If you haven’t hidden anything, you have no story. If you don’t hide enough, you have a boring story. Hide too much and you can lose people too, but this is the not-so-secret secret: there’s got to be a story beneath the story.

You’ve always got to be working to tell something that’s beneath or behind or inside of the words on the page. Sometimes it’s very subtle and sometimes it’s perfectly clear; it depends on what kind of author you are and what kind of books you like to read.

But between you and the reader, there is always an unacknowledged pact and that is that you agree to tell a story and much of that story is actually beneath the words on the page and is driving everything on the surface. That’s the mystery readers pay good money for. That’s the entertainment, the romance. And if you don’t give it to them, they won’t talk about your book.

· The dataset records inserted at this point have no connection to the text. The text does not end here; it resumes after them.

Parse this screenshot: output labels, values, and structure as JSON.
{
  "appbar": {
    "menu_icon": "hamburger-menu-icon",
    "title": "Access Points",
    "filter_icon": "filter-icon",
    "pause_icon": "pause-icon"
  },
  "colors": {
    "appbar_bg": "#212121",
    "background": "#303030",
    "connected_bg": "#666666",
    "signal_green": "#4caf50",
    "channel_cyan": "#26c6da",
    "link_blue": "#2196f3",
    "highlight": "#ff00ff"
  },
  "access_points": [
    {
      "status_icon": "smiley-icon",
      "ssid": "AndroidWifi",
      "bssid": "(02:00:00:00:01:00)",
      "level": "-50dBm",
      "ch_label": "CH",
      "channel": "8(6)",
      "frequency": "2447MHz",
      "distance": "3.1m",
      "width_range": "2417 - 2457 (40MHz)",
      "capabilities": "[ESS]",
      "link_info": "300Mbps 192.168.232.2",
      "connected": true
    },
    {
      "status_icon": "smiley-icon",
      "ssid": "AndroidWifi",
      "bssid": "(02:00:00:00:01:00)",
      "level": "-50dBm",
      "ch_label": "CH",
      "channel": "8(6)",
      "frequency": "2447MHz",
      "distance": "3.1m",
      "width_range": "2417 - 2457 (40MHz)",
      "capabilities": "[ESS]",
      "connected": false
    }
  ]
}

What’s critically important is how you indicate what is beneath the story with clues, descriptions, little telling glances. You can be as obvious or as obtuse as you want, but it has to be clear and evident there’s more going on here.

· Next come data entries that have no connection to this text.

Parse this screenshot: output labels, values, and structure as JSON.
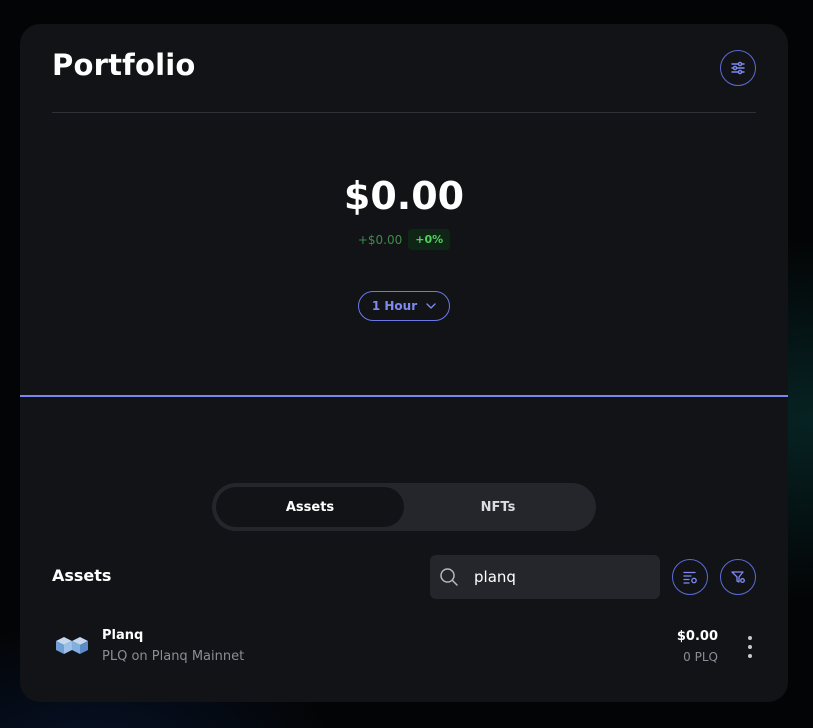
{
  "portfolio": {
    "title": "Portfolio",
    "balance": "$0.00",
    "change_amount": "+$0.00",
    "change_percent": "+0%",
    "time_range": "1 Hour"
  },
  "tabs": [
    {
      "label": "Assets",
      "active": true
    },
    {
      "label": "NFTs",
      "active": false
    }
  ],
  "assets_section": {
    "title": "Assets",
    "search_value": "planq"
  },
  "assets": [
    {
      "name": "Planq",
      "network": "PLQ on Planq Mainnet",
      "value": "$0.00",
      "quantity": "0 PLQ"
    }
  ],
  "colors": {
    "accent": "#6b78e8",
    "positive": "#4fd15d",
    "card_bg": "#121317"
  },
  "icons": {
    "settings": "sliders-icon",
    "search": "search-icon",
    "sort": "sort-list-icon",
    "filter": "filter-icon",
    "chevron": "chevron-down-icon",
    "more": "more-vertical-icon"
  }
}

How can it be obtuse and clear at the same time? Because there’s more to every story than we can capture in words. And when you read a good story, you enjoy the game of figuring things out.

Think about this next time you read: when there’s dialogue but their words aren’t saying what their bodies and eyes and inner dialogue is saying? That’s subtext. It’s not clear, but it is because you noticed it.

When there’s a secret someone’s holding or a motive others in the scene don’t know, that’s another mystery you’re in on. When there’s something the main character notices that others don’t, that’s the intrigue the writer is selling.

It’s like gold.

Readers want to dig for it. Point it out and hand them a shovel.

Is it so important? I think it is because the more you can get out in front of readers and hide things between the lines, the more they’ll want to try to figure out the story’s secrets. And that makes your story more book-worthy, more exciting, more remarkable.

Everyone has a story. But not everyone can write it. Even fewer can see how to give readers the story beneath the story and show what’s really going on without just blurting it out like a newb. Learn to tell the story beneath the story and you’ll show why yours is especially valuable.

Spend some quality time with the source of inspiration this week and ask for some insight into your secret question. You can do this.

That’s how you’ll know what to share and set up for readers to figure out.